▶ **What you will do**:
Once you have read the entries, please say how many lines hold the string "this", giving the number only.

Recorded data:
▼▼▼

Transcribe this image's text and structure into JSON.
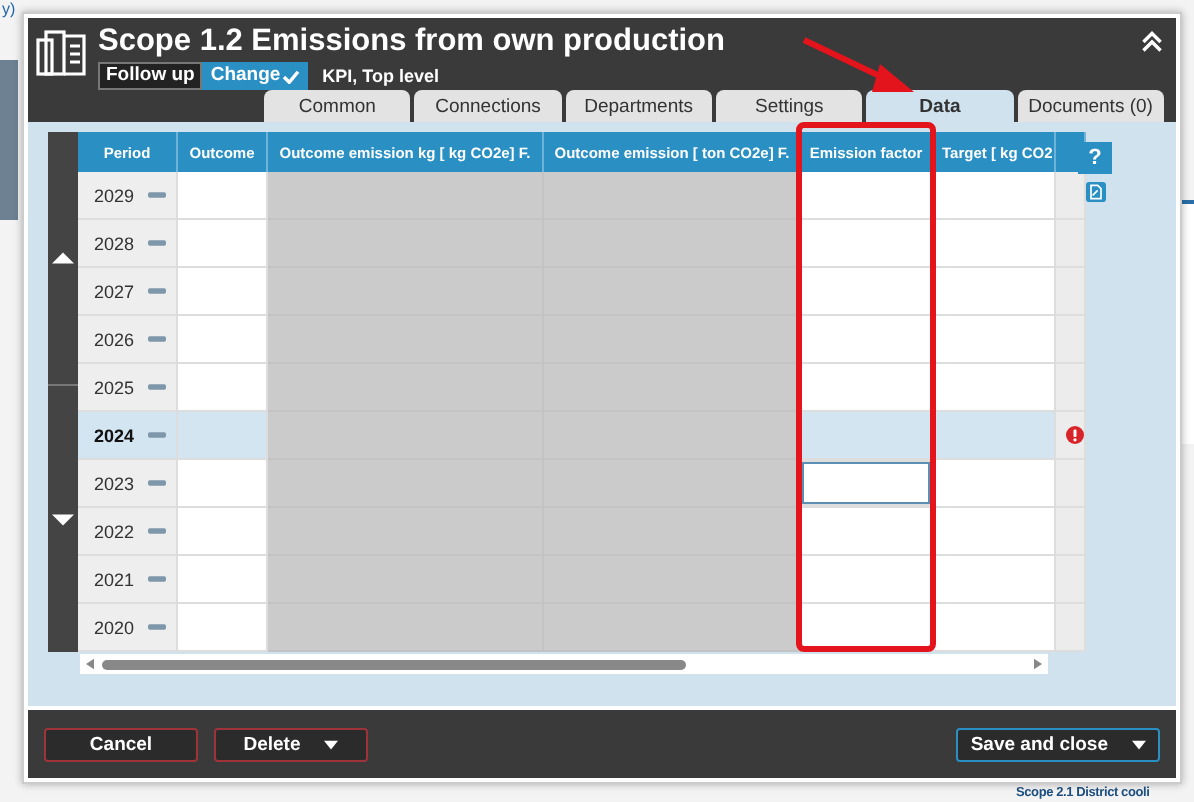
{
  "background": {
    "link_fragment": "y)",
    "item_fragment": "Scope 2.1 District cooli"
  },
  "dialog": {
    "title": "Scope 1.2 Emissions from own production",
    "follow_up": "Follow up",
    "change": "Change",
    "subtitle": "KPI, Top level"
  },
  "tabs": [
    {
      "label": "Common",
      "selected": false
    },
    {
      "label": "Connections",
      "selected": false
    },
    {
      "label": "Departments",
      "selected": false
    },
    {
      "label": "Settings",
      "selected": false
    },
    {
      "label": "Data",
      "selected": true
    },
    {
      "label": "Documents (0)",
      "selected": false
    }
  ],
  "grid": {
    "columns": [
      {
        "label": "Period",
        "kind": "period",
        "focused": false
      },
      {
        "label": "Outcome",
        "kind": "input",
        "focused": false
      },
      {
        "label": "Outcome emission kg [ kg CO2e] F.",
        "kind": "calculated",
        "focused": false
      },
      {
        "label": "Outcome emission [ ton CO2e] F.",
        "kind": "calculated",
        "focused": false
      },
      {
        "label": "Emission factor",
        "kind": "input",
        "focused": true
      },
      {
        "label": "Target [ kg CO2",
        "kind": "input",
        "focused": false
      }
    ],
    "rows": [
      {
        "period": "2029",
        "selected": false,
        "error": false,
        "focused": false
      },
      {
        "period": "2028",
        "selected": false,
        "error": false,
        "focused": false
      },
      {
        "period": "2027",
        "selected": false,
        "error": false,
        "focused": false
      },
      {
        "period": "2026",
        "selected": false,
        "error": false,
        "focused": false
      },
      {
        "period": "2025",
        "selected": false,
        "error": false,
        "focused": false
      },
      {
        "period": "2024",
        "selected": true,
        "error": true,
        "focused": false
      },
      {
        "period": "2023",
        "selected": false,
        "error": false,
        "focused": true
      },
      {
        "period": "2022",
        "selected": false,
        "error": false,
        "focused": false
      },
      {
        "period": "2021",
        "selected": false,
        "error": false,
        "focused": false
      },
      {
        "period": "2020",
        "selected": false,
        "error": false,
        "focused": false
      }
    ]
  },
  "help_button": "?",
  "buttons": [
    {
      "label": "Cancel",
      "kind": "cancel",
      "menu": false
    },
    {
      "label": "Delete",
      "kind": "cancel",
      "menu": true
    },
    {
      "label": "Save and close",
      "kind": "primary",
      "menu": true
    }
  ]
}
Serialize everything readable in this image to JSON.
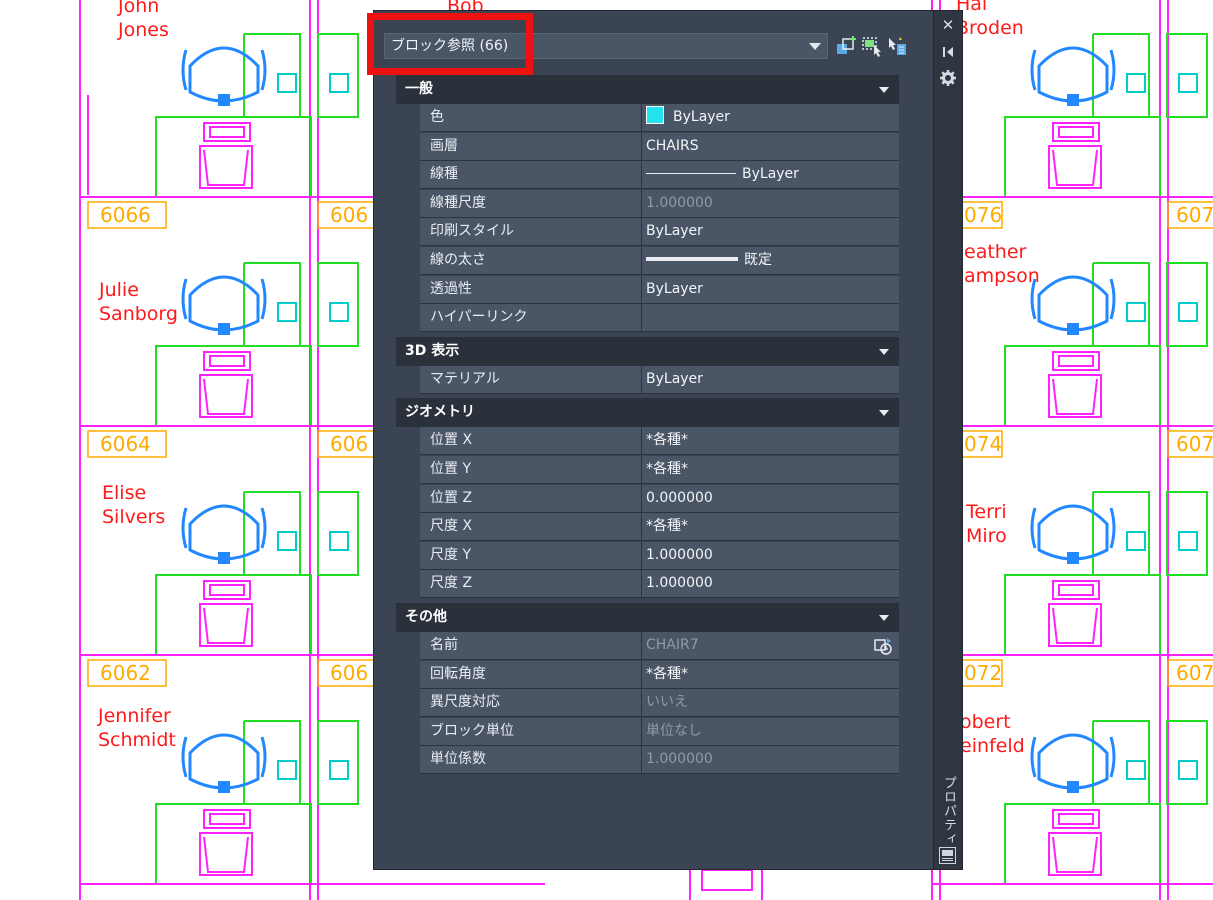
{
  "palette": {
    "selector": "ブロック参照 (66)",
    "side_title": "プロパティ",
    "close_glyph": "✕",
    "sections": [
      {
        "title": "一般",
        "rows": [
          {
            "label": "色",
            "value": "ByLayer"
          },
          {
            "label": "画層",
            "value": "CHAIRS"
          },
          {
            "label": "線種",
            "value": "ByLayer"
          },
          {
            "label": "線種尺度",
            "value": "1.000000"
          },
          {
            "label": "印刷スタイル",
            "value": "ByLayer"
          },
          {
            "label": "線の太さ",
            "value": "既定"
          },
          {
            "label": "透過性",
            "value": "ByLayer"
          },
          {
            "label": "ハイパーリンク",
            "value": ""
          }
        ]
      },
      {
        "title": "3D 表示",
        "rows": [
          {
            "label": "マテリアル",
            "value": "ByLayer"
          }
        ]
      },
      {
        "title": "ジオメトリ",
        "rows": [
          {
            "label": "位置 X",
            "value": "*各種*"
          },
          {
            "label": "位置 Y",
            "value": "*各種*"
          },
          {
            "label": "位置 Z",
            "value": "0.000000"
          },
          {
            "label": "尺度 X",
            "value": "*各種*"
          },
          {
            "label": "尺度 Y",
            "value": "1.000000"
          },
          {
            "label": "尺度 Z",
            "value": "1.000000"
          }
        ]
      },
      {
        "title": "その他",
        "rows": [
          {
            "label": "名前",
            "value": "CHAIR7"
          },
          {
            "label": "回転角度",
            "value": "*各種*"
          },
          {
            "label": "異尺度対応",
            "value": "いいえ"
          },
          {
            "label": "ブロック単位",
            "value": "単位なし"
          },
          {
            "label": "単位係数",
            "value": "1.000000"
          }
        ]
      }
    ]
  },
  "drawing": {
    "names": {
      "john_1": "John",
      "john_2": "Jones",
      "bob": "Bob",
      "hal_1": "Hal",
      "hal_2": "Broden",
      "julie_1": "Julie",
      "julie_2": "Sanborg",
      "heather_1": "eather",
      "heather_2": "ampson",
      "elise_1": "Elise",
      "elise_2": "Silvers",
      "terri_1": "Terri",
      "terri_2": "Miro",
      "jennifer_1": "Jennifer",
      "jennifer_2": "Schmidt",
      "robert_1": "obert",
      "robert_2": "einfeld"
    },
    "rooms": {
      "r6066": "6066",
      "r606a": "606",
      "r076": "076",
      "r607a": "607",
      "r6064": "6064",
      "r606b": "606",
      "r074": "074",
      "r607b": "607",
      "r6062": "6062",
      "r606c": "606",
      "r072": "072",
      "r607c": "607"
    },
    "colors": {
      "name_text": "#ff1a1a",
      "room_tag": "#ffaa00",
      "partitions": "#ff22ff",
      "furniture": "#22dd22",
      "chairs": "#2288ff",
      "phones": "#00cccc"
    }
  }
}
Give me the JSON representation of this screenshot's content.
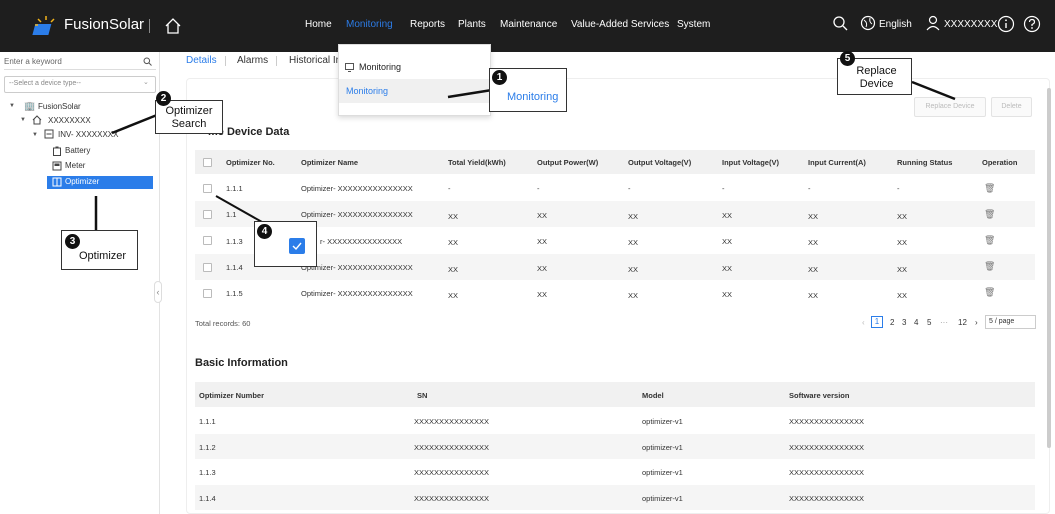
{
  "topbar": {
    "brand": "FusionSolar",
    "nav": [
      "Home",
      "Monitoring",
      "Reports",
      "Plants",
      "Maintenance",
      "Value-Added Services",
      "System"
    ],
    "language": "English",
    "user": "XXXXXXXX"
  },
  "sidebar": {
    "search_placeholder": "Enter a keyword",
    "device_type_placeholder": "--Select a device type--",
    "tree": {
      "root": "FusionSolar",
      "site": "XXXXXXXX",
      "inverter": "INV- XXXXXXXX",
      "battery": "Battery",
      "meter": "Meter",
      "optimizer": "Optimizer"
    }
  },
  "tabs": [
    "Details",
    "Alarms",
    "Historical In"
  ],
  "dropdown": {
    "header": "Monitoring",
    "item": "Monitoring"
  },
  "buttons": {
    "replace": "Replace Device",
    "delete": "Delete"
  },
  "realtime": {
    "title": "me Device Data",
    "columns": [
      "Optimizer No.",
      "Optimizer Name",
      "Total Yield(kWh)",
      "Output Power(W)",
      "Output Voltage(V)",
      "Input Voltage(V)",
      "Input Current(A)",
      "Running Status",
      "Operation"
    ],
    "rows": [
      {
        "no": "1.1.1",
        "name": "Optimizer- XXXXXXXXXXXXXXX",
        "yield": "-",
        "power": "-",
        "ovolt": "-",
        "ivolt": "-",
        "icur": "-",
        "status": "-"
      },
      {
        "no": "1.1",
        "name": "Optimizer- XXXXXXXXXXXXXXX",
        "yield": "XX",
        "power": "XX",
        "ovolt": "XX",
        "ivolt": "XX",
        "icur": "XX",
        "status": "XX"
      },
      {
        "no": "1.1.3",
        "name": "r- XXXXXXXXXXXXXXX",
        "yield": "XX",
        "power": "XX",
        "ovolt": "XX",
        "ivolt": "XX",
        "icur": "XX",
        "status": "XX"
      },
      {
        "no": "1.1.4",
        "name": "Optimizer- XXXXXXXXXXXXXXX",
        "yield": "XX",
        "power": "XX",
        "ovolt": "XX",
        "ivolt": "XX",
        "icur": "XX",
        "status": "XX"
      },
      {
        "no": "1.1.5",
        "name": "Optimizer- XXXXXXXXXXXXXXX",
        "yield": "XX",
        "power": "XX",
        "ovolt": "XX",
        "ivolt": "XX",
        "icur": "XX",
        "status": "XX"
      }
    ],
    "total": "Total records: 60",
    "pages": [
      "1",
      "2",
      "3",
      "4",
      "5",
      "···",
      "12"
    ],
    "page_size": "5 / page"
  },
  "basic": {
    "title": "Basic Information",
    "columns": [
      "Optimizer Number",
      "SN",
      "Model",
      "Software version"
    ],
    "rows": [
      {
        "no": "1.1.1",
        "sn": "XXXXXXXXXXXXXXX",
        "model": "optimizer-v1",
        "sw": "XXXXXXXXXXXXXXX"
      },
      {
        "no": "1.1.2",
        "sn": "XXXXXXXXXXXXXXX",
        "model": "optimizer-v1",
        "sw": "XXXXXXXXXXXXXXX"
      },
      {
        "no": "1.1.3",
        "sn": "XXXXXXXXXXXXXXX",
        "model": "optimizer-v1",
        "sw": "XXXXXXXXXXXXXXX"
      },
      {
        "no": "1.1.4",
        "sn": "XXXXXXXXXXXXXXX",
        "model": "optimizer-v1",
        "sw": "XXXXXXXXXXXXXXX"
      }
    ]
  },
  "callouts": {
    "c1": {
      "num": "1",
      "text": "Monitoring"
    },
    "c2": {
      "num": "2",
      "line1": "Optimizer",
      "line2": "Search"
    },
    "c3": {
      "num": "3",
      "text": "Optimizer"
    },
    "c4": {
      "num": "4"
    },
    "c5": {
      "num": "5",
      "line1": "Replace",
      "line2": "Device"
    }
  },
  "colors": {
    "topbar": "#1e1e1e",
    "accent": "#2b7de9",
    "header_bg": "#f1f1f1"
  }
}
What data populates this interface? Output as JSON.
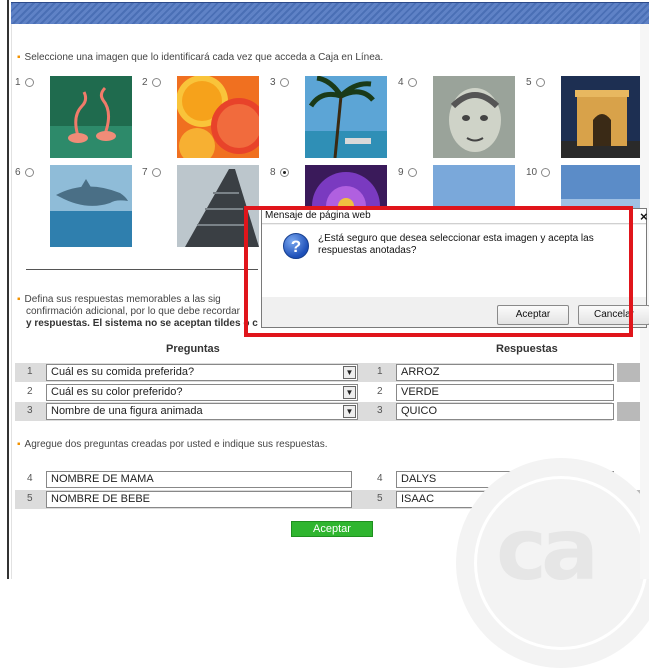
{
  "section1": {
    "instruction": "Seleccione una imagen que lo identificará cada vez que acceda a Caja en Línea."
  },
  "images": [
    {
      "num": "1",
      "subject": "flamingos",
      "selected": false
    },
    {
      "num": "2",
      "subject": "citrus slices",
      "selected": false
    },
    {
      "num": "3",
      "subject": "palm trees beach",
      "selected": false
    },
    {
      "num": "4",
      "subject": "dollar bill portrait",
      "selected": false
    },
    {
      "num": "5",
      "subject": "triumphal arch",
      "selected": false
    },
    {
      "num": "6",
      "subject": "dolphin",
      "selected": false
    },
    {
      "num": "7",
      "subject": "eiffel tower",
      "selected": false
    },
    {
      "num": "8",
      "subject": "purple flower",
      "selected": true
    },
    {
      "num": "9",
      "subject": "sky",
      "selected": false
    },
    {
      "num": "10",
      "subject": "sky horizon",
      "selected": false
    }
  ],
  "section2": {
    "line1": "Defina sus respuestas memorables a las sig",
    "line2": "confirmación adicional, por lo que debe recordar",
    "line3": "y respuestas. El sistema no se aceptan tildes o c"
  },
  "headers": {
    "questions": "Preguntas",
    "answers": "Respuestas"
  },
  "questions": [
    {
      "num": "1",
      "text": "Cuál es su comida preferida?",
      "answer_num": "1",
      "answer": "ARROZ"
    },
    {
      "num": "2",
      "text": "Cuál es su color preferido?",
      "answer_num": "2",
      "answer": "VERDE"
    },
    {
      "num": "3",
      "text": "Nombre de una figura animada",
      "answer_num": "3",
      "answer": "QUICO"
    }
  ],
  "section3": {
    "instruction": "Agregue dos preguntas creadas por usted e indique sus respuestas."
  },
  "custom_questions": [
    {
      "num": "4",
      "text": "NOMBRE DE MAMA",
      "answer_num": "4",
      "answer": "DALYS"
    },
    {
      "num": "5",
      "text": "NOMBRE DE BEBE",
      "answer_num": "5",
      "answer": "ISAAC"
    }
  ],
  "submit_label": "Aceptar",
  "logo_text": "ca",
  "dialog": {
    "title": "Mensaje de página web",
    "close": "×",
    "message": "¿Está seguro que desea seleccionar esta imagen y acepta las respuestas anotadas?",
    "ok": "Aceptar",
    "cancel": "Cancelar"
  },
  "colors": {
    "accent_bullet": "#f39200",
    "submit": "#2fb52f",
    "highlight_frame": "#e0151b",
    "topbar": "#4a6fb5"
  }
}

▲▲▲

▶ **Expected answer**:
4